For this to happen, it needs an enzyme known as Minoxidil Sulfortransferase. Our genes dictate the types and amounts of sulfortranferase present in our bodies as well as how they react to foreign matter. People with low levels of this enzyme might thus see reduction in hair loss but no hair growth.
Minoxidil 2% and 5% – Any Difference In Results?
In a study published by the Journal Of The American Academy of Dermatology, 393 men with androgenetic alopecia (AGA) were divided into three groups and given Minoxidil 5%, 2% and placebo to apply. The research concluded that the group that used 5% Minoxidil experienced 45% more hair regrowth compared to the other two groups.
Honestly, Hamza’s use of Minoxidil saw a far more significant result than what we noticed on hubby. But we believe that his success in seeing a reduction in hair loss and increased hair growth cannot be attributed to using Minoxidil alone.
In combination with Minoxidil, we know Hamza to be very diligent in using
- DS Laboratories Revita Shampoo and taking
- Watermans Growpro vitamins (that contains biotin, saw palmetto, vitamin D3 – claimed to help generate hair growth)
He topped the use of these products with patience and sheer perseverance. No, he didn’t see his hair growing in the first, not even the second month of using Minoxidil, the shampoo and the supplement. It was only in the third month that significant hair growth could be seen.
To recap, he did not use Minoxidil alone but topped it with
DS Laboratories Revita shampoo and Watermans Growpro supplement.
Will Minoxidil Stop Working If You Stop Using?
Can the encouraging result that Hamza experienced be maintained? Will hair loss be an issue of the past for Hamza? Can that dark, luscious hair stay with him for a long time to come?
A snag about using Minoxidil is that it must be used continuously and consistently twice daily. If you stop using it, you might not see an occurrence of new hair growth. Instead, hair loss would continue.

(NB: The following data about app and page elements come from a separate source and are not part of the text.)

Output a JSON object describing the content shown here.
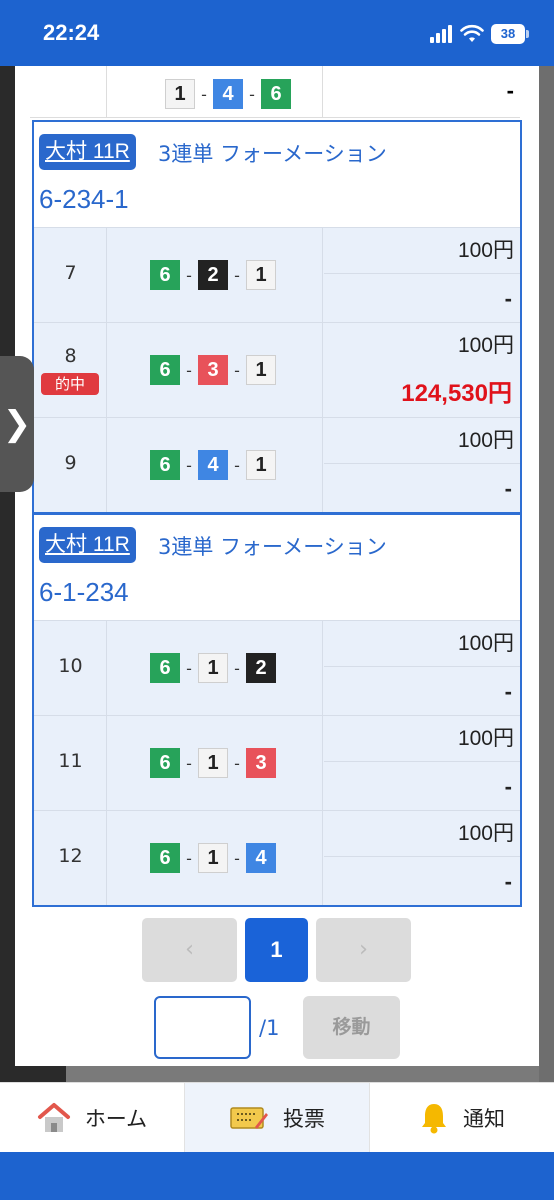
{
  "status": {
    "time": "22:24",
    "battery": "38"
  },
  "top_row": {
    "combo": [
      "1",
      "4",
      "6"
    ],
    "payout": "-"
  },
  "groups": [
    {
      "venue": "大村 11R",
      "bet_type": "3連単 フォーメーション",
      "formation": "6-234-1",
      "rows": [
        {
          "num": "7",
          "combo": [
            "6",
            "2",
            "1"
          ],
          "amount": "100円",
          "payout": "-"
        },
        {
          "num": "8",
          "badge": "的中",
          "combo": [
            "6",
            "3",
            "1"
          ],
          "amount": "100円",
          "payout": "124,530円"
        },
        {
          "num": "9",
          "combo": [
            "6",
            "4",
            "1"
          ],
          "amount": "100円",
          "payout": "-"
        }
      ]
    },
    {
      "venue": "大村 11R",
      "bet_type": "3連単 フォーメーション",
      "formation": "6-1-234",
      "rows": [
        {
          "num": "10",
          "combo": [
            "6",
            "1",
            "2"
          ],
          "amount": "100円",
          "payout": "-"
        },
        {
          "num": "11",
          "combo": [
            "6",
            "1",
            "3"
          ],
          "amount": "100円",
          "payout": "-"
        },
        {
          "num": "12",
          "combo": [
            "6",
            "1",
            "4"
          ],
          "amount": "100円",
          "payout": "-"
        }
      ]
    }
  ],
  "pagination": {
    "prev": "‹",
    "current": "1",
    "next": "›",
    "total": "/1",
    "move": "移動",
    "input_value": ""
  },
  "tabbar": {
    "home": "ホーム",
    "vote": "投票",
    "notify": "通知"
  },
  "colors": {
    "accent": "#1d63cf",
    "hit": "#e0121b",
    "boat1": "#f4f4f4",
    "boat2": "#222222",
    "boat3": "#e8525a",
    "boat4": "#3f86e3",
    "boat6": "#27a35a"
  },
  "icons": {
    "side": "chevron-right-icon",
    "home": "home-icon",
    "vote": "ticket-pen-icon",
    "notify": "bell-icon"
  }
}
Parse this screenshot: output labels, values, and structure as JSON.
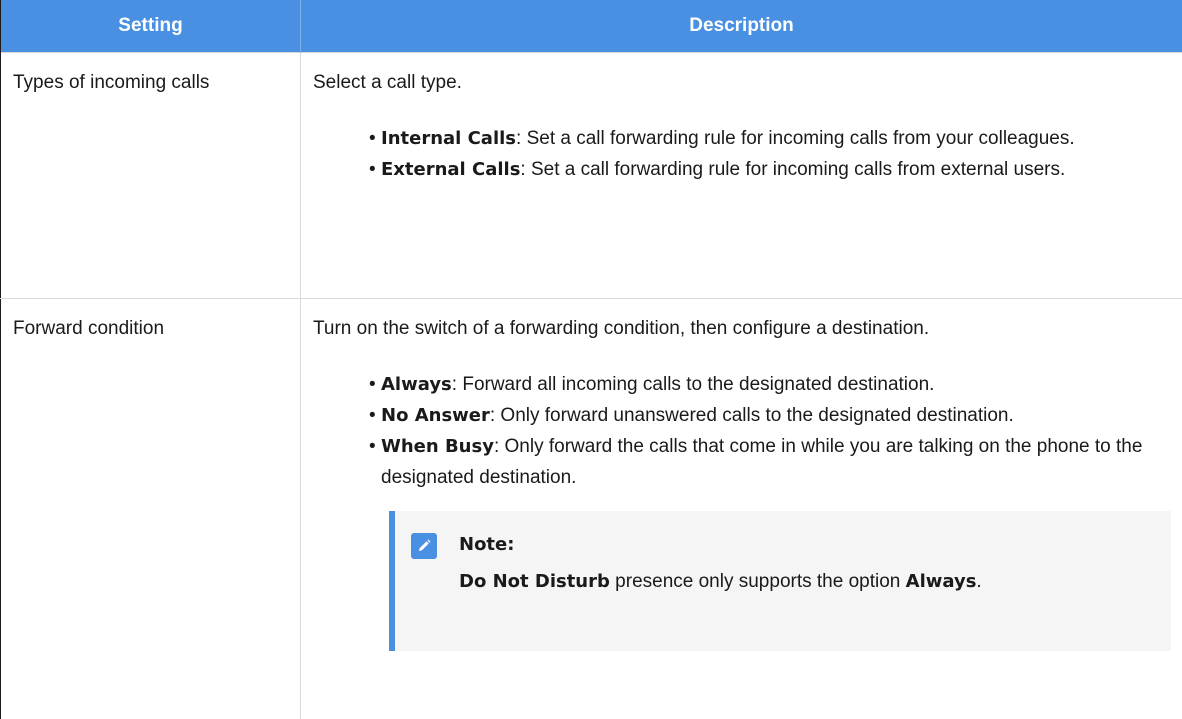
{
  "header": {
    "setting": "Setting",
    "description": "Description"
  },
  "rows": [
    {
      "setting": "Types of incoming calls",
      "intro": "Select a call type.",
      "items": [
        {
          "term": "Internal Calls",
          "text": ": Set a call forwarding rule for incoming calls from your colleagues."
        },
        {
          "term": "External Calls",
          "text": ": Set a call forwarding rule for incoming calls from external users."
        }
      ]
    },
    {
      "setting": "Forward condition",
      "intro": "Turn on the switch of a forwarding condition, then configure a destination.",
      "items": [
        {
          "term": "Always",
          "text": ": Forward all incoming calls to the designated destination."
        },
        {
          "term": "No Answer",
          "text": ": Only forward unanswered calls to the designated destination."
        },
        {
          "term": "When Busy",
          "text": ": Only forward the calls that come in while you are talking on the phone to the designated destination."
        }
      ],
      "note": {
        "title": "Note:",
        "bold1": "Do Not Disturb",
        "middle": " presence only supports the option ",
        "bold2": "Always",
        "end": "."
      }
    }
  ],
  "colors": {
    "header_bg": "#4a90e2",
    "note_accent": "#4a90e2",
    "note_bg": "#f5f5f5"
  },
  "icons": {
    "note": "pencil-edit-icon"
  }
}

As of now, Hamza still sticks to his routine and ….. yes, still keeping that healthy-looking hair.